#### TASK INPUT ####

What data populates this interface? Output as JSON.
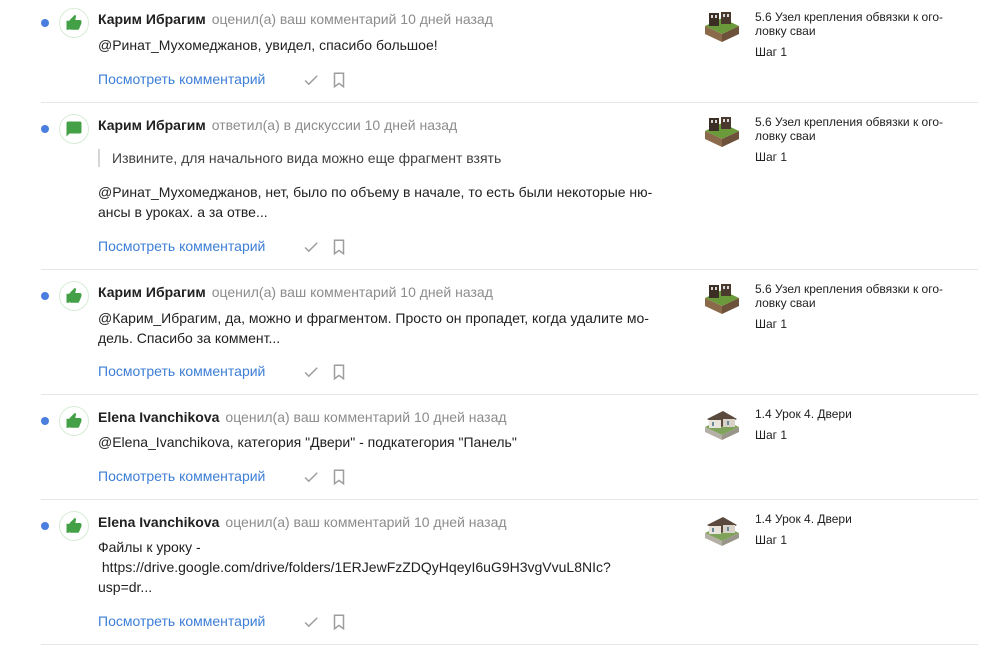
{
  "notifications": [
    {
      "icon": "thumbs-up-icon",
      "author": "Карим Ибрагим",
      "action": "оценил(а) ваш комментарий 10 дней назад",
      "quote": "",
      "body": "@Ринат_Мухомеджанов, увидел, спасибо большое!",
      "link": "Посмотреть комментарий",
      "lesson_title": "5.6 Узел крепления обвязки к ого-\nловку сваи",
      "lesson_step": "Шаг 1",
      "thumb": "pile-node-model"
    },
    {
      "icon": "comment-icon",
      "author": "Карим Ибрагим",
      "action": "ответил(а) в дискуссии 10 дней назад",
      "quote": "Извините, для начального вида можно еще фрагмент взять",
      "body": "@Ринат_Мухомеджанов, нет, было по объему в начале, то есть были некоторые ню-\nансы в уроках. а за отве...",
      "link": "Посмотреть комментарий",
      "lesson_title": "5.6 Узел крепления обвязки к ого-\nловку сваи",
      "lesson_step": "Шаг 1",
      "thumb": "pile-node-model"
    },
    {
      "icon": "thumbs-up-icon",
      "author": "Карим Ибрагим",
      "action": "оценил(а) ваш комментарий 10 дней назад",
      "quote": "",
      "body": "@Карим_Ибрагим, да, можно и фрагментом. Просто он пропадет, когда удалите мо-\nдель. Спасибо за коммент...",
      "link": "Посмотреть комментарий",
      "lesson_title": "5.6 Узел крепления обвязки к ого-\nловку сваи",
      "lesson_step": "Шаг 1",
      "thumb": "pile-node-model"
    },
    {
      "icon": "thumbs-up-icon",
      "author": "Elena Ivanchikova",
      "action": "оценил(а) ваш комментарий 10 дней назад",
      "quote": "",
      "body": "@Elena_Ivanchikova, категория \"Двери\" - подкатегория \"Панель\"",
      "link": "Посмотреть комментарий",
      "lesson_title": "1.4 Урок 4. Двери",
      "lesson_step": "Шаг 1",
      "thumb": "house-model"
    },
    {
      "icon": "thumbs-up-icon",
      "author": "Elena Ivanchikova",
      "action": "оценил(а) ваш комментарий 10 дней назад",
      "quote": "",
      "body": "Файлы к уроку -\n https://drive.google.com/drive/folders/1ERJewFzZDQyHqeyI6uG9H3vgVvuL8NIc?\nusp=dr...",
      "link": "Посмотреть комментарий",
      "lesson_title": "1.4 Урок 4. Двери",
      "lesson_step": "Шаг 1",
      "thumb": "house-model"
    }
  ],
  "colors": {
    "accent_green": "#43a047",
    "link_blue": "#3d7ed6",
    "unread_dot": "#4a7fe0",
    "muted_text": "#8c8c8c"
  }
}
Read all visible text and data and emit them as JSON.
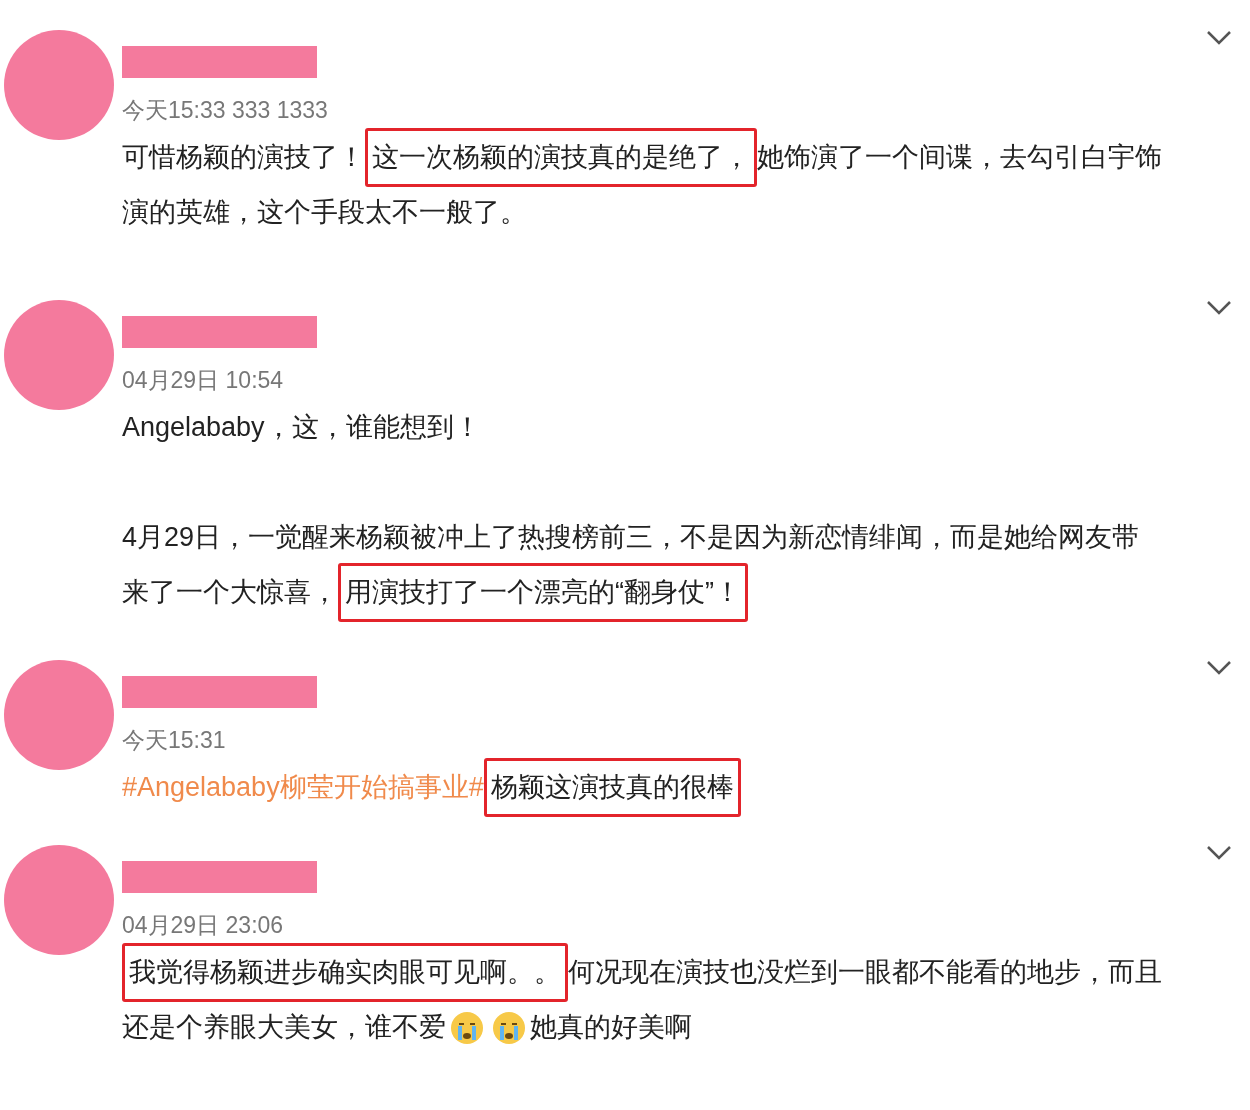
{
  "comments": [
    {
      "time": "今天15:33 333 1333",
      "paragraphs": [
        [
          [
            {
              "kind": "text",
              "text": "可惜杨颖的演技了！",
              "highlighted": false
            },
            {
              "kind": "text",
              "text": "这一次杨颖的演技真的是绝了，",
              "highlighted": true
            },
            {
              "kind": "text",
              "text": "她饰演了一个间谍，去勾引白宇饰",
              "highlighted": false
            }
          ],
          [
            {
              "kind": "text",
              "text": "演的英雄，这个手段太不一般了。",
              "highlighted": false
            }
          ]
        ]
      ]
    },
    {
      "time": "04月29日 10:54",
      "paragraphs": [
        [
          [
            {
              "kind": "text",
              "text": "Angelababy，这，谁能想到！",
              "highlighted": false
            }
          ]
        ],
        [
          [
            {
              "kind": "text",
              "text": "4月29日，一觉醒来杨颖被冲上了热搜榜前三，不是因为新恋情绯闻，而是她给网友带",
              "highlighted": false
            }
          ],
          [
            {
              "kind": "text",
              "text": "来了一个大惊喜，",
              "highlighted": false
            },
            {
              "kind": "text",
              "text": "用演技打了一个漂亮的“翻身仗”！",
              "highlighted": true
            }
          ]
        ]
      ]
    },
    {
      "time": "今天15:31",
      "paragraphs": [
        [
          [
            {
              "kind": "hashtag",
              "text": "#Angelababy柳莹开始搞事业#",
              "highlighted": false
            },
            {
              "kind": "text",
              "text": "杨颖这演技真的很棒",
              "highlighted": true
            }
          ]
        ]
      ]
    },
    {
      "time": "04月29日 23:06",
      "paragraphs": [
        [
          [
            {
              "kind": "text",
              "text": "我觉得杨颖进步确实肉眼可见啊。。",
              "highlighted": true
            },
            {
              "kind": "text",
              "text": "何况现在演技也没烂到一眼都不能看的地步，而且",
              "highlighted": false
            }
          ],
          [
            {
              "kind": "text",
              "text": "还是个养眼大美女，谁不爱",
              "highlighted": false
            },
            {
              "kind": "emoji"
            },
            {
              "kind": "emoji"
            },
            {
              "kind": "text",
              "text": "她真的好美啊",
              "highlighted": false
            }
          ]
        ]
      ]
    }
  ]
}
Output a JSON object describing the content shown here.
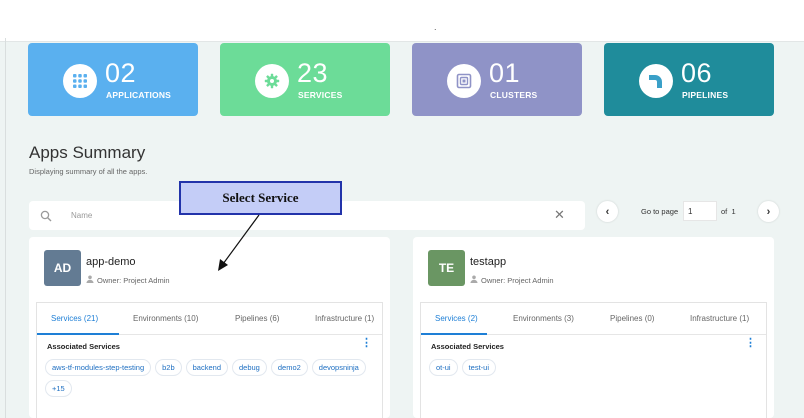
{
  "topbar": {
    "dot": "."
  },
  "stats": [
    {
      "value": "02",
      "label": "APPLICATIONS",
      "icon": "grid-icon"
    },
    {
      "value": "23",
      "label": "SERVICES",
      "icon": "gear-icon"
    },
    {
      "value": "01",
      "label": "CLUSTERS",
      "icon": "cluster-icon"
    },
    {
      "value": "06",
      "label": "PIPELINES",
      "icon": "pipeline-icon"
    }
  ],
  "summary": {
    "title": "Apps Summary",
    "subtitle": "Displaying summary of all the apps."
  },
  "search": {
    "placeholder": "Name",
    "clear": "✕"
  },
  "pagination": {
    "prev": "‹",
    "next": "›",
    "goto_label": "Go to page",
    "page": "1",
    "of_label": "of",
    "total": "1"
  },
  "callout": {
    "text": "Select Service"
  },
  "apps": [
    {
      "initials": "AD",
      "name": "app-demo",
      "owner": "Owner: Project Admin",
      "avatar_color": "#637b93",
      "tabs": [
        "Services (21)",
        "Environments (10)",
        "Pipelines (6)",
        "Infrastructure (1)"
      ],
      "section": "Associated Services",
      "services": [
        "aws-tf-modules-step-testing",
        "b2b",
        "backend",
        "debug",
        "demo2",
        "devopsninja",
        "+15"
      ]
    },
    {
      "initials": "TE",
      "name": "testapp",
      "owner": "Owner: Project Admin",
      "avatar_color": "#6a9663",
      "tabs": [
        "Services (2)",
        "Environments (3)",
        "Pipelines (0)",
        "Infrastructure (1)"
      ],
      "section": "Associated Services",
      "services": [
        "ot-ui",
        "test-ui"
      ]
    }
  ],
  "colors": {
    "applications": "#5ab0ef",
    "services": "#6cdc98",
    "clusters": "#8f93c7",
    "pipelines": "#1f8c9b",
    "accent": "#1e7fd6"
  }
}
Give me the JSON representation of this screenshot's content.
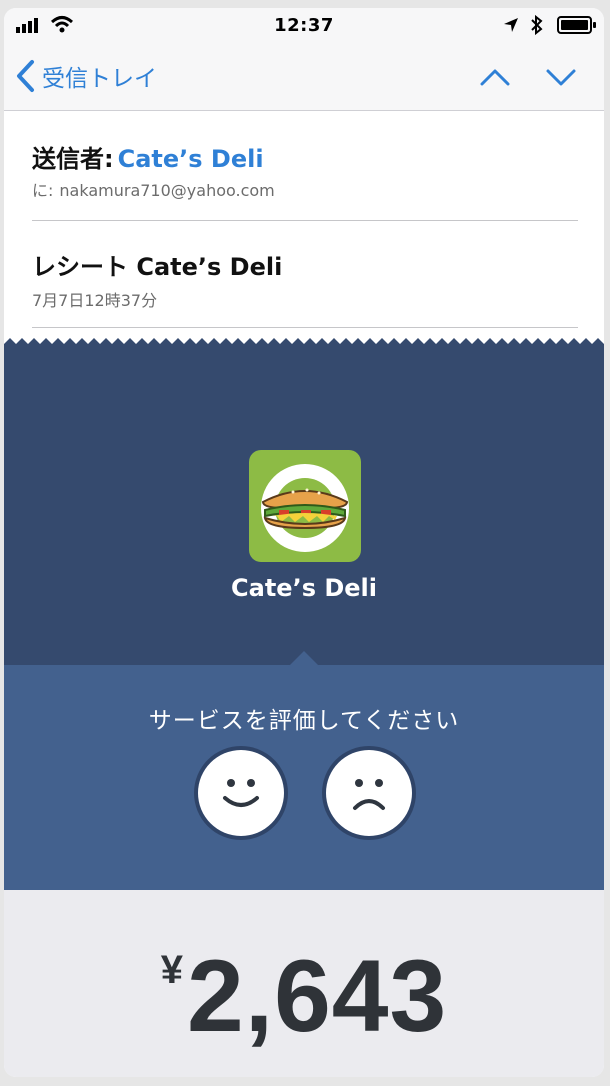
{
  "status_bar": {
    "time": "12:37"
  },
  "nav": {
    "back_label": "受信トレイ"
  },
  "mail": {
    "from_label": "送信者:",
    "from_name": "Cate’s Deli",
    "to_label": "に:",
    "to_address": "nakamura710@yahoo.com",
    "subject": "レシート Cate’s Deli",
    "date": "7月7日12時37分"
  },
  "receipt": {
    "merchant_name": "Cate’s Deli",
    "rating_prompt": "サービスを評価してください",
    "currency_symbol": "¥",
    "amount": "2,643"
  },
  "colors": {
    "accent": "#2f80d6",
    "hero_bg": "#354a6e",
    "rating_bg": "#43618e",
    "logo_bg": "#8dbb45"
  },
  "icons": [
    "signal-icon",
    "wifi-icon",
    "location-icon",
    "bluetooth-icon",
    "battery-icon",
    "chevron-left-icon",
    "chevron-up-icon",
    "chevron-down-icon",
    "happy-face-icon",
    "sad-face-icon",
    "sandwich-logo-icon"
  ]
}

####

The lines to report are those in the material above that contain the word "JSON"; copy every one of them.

What data populates this interface? Output as JSON.
Read all visible text and data and emit them as JSON.
Output a JSON object describing the content shown here.
Give me the JSON representation of this screenshot's content.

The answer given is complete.